To even the score, I told him about my dread of sprouty potatoes, and he promised not to ever make me deal with them if he could help it. This is how I know we are good for each other (or one way I know): we take care of each other’s food phobias.
And each other’s food loves. We say things like, “it’s ok, we’ve got hummus” without a trace of irony. It really is ok, though not just because we have hummus but also because of all the other things that are hidden in the folds of being able to say “we’ve got hummus”. This weekend we made our own hummus: a smattering of spices and pepper, some garlic, lemon juice, chickpeas in their own water, all blended together with a delightfully phallic aluminum blending stick. Then we sat in the lounge eating our hummus and drinking cider and reflecting on the richness of this kind of evening.
We made winter vegetable soup, too. This was about a week ago. We had a preponderance of root vegetables. No, preponderance doesn't even begin to cover it. We had an invasion of root vegetables. Carrots and potatoes and swedes and Jerusalem artichokes pouring out of boxes and bowls, practically spilling from the kitchen. George the poet came by once and assured us we'd never go hungry like this, but then some of the potatoes started to sprout and I panicked and we decided we should do something about the whole situation, so one evening, a really cold one, when all you want is soup and to be inside, we cooked them up and put them in a wonderful stew. Neither of us was quite sure what to do with the Jerusalem artichokes--which do not look like artichokes, which do not come from Jerusalem--so I looked them up. "Cook them like you would potatoes," said one website, "but beware that they have a tendency to produce very potent gas."
We had fresh tomato-infused bread from Maison Blanc and lots of butter and listened to Radio 4. Sometimes I think we are very old people in very young people's bodies, and I love it.
Are Scotch Eggs the ultimate hangover cure? We wondered this once. Because they are such perfect little balls of everything you crave when your head won't stop pounding: they're warm, breaded, meaty, eggy, and, best of all, you can dip them in hummus. ("It's ok; we've got hummus.")
Last night we went over to an impromptu dinner with some friends. "We have lots of chips," they said. "And steak. And pink bubbly." We stopped by the Co-Op on our way, so that we'd have something to bring them, but the only meat they had was lamb, so we brought lamb chops and red wine and the rest of our homemade hummus. Then we ate steak and lamb and bacon and chips and hummus and champagne and red wine and whiskey with ginger wine and talked, more or less, about the first lines of books. That is what food does to us.
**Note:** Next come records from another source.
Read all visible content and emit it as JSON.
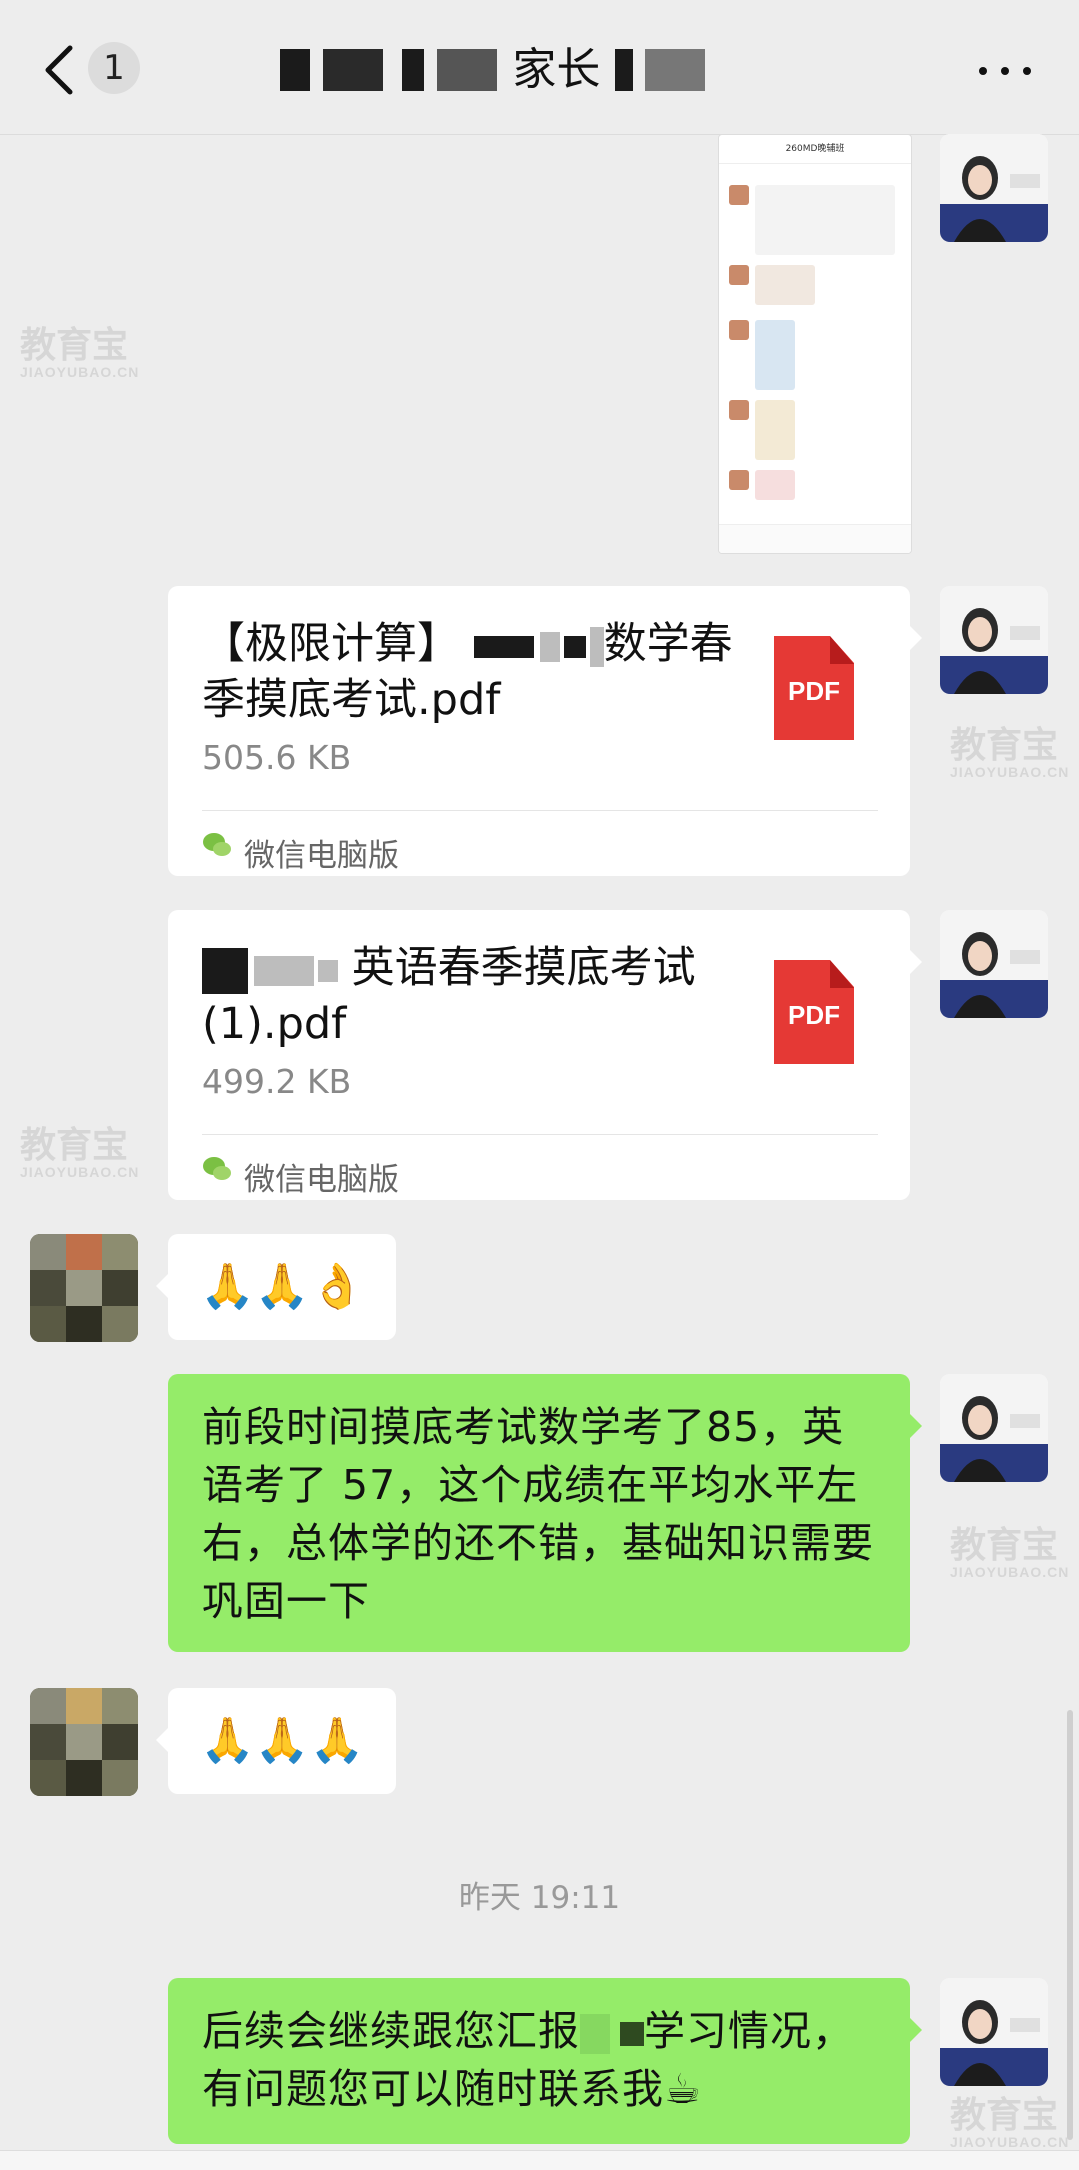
{
  "header": {
    "back_badge": "1",
    "title_fragment_1": "家长"
  },
  "messages": {
    "file1": {
      "name_line1_a": "【极限计算】",
      "name_line1_b": "数学春",
      "name_line2": "季摸底考试.pdf",
      "size": "505.6 KB",
      "source": "微信电脑版",
      "icon_label": "PDF"
    },
    "file2": {
      "name_line1": "英语春季摸底考试",
      "name_line2": "(1).pdf",
      "size": "499.2 KB",
      "source": "微信电脑版",
      "icon_label": "PDF"
    },
    "reply1": "🙏🙏👌",
    "report_text": "前段时间摸底考试数学考了85，英语考了 57，这个成绩在平均水平左右，总体学的还不错，基础知识需要巩固一下",
    "reply2": "🙏🙏🙏",
    "timestamp": "昨天 19:11",
    "followup_a": "后续会继续跟您汇报",
    "followup_b": "学习情况，有问题您可以随时联系我☕"
  },
  "screenshot_thumb": {
    "title": "260MD晚辅班"
  },
  "watermark": {
    "line1": "教育宝",
    "line2": "JIAOYUBAO.CN"
  },
  "colors": {
    "background": "#ededed",
    "sent_bubble": "#95ec69",
    "received_bubble": "#ffffff",
    "pdf_red": "#e53935"
  }
}
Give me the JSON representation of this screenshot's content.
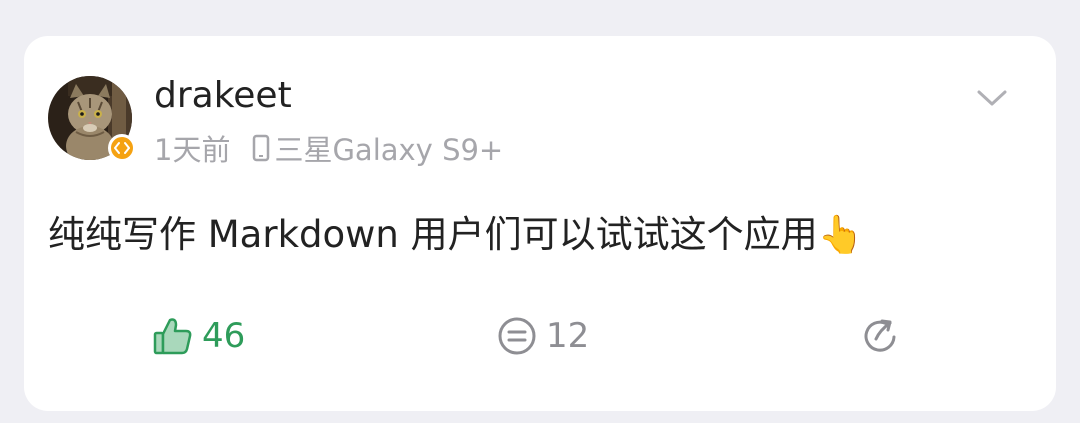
{
  "post": {
    "username": "drakeet",
    "time": "1天前",
    "device": "三星Galaxy S9+",
    "text": "纯纯写作 Markdown 用户们可以试试这个应用",
    "emoji": "👆",
    "likes": "46",
    "comments": "12"
  },
  "colors": {
    "like_accent": "#2e9c5a",
    "badge": "#f5a212",
    "meta_gray": "#a6a6ab",
    "icon_gray": "#8e8e93",
    "background": "#efeff4"
  },
  "icons": {
    "avatar_badge": "code-brackets-icon",
    "device": "phone-icon",
    "menu": "chevron-down-icon",
    "like": "thumbs-up-icon",
    "comment": "comment-bubble-icon",
    "share": "share-arrow-icon",
    "emoji": "pointing-up-hand-icon"
  }
}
And I was happy, because the night before, I said, all I'd been craving was a big chunk of meat. There is no way to say that, if you're wondering, without making it sound like a thinly guised euphemism--nor is there any way to express the relief of finally getting said meat ("oh, you finally got some, did you?"), but it doesn't matter. The other day when they didn't have any condoms in the shop, he brought me home The Observer's Book of Food--a Saturday special--instead, to tide us over until we could get to a real store.